- **Problem to solve**: If a line in the records below contains the word "code", return that line.

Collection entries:
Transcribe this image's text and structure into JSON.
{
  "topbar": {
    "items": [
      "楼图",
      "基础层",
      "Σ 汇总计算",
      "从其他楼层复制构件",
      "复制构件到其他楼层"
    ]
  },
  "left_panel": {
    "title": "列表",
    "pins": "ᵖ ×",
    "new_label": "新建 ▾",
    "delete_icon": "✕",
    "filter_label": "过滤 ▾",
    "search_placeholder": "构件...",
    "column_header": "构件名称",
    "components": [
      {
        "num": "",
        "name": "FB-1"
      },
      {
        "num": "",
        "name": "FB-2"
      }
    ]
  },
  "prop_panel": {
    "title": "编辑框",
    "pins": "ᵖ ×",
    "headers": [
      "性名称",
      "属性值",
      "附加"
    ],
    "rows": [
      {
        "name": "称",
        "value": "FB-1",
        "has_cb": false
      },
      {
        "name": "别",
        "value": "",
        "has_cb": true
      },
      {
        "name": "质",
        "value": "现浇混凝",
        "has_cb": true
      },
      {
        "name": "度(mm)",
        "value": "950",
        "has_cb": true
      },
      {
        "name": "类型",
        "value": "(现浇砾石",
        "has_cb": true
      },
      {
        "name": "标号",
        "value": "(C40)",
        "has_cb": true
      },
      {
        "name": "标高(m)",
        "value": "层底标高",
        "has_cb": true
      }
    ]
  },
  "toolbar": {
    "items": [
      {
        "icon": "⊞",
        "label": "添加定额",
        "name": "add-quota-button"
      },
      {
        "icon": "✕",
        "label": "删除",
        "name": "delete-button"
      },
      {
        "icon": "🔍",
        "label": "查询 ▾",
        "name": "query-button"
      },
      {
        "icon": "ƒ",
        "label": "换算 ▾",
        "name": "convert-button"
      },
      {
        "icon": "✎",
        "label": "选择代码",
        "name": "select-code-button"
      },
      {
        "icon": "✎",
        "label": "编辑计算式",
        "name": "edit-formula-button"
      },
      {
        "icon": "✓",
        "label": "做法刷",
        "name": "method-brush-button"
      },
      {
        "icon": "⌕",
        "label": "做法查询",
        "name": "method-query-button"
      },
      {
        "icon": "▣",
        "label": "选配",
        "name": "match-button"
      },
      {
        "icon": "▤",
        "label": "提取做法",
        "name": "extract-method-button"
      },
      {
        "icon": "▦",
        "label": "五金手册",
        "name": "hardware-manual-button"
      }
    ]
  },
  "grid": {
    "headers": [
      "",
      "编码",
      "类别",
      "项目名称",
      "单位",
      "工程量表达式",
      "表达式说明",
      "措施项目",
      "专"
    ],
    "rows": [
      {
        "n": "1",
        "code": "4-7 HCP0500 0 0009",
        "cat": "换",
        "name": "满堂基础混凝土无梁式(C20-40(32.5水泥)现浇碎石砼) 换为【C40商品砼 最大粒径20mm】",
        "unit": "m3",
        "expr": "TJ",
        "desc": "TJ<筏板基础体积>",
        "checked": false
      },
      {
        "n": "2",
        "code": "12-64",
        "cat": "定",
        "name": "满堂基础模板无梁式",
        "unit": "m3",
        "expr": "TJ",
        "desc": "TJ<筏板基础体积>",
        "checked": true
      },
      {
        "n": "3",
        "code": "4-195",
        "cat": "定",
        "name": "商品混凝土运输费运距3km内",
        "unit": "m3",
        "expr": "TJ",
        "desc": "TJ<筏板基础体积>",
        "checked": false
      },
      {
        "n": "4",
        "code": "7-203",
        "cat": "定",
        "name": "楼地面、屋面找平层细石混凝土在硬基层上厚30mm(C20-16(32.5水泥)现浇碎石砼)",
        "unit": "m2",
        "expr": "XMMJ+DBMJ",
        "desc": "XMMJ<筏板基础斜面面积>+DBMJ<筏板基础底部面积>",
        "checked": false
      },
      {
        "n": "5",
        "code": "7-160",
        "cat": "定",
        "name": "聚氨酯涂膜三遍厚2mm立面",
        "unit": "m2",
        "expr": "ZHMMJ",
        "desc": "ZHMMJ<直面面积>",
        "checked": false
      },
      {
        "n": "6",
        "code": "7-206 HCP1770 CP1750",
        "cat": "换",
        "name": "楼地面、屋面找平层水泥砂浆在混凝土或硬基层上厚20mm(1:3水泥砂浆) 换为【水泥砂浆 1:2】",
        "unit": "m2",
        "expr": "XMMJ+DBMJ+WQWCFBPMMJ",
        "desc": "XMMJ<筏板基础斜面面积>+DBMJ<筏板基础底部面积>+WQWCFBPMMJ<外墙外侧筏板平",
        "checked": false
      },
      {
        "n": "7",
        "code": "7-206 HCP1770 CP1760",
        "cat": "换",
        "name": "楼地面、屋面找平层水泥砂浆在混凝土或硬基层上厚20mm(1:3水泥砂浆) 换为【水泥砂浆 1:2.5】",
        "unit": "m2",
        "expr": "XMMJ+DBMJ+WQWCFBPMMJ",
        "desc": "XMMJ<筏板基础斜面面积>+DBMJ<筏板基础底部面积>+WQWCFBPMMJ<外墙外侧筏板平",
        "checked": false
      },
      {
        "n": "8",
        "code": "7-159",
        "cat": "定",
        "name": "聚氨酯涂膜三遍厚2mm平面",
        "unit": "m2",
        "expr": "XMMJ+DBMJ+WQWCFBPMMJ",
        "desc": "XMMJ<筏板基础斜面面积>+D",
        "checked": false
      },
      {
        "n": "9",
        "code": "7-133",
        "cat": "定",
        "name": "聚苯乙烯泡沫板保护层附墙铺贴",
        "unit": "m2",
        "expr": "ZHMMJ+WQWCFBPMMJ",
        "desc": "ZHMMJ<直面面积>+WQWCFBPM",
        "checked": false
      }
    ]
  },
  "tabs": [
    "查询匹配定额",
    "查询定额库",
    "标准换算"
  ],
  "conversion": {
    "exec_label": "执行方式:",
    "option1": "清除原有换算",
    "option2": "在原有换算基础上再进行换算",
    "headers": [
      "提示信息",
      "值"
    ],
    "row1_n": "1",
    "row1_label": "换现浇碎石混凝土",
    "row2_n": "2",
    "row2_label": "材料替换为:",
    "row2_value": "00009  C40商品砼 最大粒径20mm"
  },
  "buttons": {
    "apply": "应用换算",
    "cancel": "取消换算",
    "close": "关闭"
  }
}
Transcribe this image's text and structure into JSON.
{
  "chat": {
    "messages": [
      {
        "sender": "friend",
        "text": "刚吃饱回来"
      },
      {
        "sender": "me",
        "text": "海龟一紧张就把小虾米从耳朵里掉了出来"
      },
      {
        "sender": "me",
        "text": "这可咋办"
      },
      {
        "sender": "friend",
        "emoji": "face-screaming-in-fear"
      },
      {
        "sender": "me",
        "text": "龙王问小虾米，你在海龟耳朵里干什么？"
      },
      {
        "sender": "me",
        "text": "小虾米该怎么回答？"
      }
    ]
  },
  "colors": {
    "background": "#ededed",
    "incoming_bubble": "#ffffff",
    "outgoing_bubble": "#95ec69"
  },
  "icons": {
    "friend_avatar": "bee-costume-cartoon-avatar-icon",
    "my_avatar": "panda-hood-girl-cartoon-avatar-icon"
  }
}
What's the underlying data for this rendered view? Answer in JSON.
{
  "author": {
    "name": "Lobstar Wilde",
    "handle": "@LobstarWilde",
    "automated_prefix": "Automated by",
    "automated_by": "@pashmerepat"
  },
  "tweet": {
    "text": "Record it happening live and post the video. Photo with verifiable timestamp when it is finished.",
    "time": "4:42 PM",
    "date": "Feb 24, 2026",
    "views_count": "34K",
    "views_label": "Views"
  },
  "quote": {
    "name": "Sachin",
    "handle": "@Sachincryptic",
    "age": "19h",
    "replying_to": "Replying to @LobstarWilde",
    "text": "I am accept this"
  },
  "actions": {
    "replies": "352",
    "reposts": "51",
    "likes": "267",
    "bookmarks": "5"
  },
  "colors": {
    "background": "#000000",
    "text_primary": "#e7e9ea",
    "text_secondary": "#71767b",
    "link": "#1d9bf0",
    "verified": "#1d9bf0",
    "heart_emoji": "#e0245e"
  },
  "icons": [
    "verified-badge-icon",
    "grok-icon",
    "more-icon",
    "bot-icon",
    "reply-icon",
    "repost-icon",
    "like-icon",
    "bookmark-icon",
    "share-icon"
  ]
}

- **Written response**:
        "name": "select-code-button"
        "code": "4-7 HCP0500 0 0009",
        "code": "12-64",
        "code": "4-195",
        "code": "7-203",
        "code": "7-160",
        "code": "7-206 HCP1770 CP1750",
        "code": "7-206 HCP1770 CP1760",
        "code": "7-159",
        "code": "7-133",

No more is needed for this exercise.